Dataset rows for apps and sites
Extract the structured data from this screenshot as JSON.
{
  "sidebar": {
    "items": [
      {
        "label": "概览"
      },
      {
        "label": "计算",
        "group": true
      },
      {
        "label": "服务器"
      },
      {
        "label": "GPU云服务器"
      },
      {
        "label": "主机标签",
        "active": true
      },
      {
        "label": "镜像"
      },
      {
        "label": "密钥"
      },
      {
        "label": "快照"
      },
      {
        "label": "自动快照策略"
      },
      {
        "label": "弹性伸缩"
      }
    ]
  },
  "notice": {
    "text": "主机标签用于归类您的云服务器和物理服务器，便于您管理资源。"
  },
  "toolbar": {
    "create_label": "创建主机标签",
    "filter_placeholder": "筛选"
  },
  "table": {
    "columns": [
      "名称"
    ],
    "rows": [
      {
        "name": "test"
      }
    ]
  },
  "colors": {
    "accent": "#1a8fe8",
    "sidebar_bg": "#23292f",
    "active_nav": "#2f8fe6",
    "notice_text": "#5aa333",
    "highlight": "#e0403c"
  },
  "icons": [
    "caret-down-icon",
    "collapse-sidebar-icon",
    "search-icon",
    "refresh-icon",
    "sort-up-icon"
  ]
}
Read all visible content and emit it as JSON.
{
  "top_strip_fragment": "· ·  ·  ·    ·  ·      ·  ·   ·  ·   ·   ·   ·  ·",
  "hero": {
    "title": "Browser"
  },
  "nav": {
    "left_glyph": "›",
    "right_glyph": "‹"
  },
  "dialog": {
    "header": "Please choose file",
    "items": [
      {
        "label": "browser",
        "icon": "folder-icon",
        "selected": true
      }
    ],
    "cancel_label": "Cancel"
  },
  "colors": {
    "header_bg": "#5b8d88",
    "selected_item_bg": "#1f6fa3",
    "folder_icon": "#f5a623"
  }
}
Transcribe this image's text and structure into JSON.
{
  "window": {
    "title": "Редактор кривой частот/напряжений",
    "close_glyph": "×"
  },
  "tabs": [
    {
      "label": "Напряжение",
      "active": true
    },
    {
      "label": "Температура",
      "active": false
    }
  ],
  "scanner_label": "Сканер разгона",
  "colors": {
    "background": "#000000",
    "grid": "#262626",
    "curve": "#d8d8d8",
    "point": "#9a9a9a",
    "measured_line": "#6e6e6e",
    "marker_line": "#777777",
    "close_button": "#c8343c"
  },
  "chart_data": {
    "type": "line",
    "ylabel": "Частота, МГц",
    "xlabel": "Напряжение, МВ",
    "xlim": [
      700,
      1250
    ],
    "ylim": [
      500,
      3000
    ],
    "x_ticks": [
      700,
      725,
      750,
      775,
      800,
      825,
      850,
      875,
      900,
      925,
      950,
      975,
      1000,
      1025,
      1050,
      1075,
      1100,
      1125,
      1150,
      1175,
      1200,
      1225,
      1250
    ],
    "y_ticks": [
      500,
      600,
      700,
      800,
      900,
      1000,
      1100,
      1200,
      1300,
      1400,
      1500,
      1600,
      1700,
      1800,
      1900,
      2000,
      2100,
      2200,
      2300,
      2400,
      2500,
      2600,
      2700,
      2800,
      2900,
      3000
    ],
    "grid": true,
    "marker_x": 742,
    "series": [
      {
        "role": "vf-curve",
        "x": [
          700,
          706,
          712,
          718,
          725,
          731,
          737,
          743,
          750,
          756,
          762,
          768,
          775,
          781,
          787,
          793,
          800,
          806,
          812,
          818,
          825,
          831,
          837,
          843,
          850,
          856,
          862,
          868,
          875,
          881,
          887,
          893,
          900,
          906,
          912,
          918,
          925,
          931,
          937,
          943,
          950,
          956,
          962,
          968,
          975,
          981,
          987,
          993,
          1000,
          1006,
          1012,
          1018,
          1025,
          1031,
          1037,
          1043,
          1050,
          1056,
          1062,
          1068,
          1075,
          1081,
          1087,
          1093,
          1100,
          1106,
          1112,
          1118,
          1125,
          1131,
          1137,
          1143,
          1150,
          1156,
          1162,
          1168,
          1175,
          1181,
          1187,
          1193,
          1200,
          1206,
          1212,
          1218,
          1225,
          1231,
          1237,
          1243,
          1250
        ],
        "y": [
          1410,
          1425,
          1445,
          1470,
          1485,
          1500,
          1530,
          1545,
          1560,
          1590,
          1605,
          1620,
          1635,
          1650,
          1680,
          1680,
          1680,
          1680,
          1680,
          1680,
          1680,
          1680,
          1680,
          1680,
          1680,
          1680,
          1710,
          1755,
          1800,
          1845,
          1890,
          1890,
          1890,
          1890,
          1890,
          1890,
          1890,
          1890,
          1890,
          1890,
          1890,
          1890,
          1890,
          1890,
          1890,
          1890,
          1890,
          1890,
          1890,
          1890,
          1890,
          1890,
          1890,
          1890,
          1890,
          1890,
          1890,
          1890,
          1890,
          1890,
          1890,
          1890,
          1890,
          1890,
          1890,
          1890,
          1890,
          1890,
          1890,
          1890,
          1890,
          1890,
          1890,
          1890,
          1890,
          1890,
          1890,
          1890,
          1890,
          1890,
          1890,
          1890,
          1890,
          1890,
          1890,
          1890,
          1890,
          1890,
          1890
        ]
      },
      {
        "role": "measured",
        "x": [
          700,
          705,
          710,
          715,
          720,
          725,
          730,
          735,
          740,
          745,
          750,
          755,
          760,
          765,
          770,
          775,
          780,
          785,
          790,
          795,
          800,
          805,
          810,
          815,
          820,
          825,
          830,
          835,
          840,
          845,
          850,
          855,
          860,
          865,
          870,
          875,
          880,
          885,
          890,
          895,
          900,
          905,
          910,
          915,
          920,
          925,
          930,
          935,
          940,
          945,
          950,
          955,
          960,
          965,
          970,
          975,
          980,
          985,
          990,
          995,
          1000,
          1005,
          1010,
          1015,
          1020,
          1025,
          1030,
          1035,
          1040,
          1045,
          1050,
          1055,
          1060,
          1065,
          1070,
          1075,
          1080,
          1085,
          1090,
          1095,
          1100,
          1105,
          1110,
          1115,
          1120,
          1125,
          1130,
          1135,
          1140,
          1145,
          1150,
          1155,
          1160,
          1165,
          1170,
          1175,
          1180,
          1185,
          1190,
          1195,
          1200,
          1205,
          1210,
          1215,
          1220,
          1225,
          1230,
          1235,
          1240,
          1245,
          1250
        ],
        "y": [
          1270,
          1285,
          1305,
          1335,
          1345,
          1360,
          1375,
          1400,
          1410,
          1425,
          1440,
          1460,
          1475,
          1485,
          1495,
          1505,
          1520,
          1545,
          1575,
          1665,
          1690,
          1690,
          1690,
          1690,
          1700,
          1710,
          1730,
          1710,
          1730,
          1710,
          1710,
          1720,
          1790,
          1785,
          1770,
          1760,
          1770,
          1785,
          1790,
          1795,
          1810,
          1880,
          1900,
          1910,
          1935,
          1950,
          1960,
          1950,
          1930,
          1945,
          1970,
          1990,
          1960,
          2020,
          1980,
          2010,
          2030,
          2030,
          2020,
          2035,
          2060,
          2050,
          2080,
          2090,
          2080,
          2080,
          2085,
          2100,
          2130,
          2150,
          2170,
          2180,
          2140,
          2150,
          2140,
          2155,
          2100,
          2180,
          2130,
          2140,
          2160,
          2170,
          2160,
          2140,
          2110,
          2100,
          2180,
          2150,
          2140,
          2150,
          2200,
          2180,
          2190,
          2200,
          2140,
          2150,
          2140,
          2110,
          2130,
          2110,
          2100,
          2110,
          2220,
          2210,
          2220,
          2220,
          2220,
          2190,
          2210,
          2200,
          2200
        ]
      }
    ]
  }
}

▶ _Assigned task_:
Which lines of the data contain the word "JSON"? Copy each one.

▶ _Response box_:
Extract the structured data from this screenshot as JSON.
Read all visible content and emit it as JSON.
Transcribe this image's text and structure into JSON.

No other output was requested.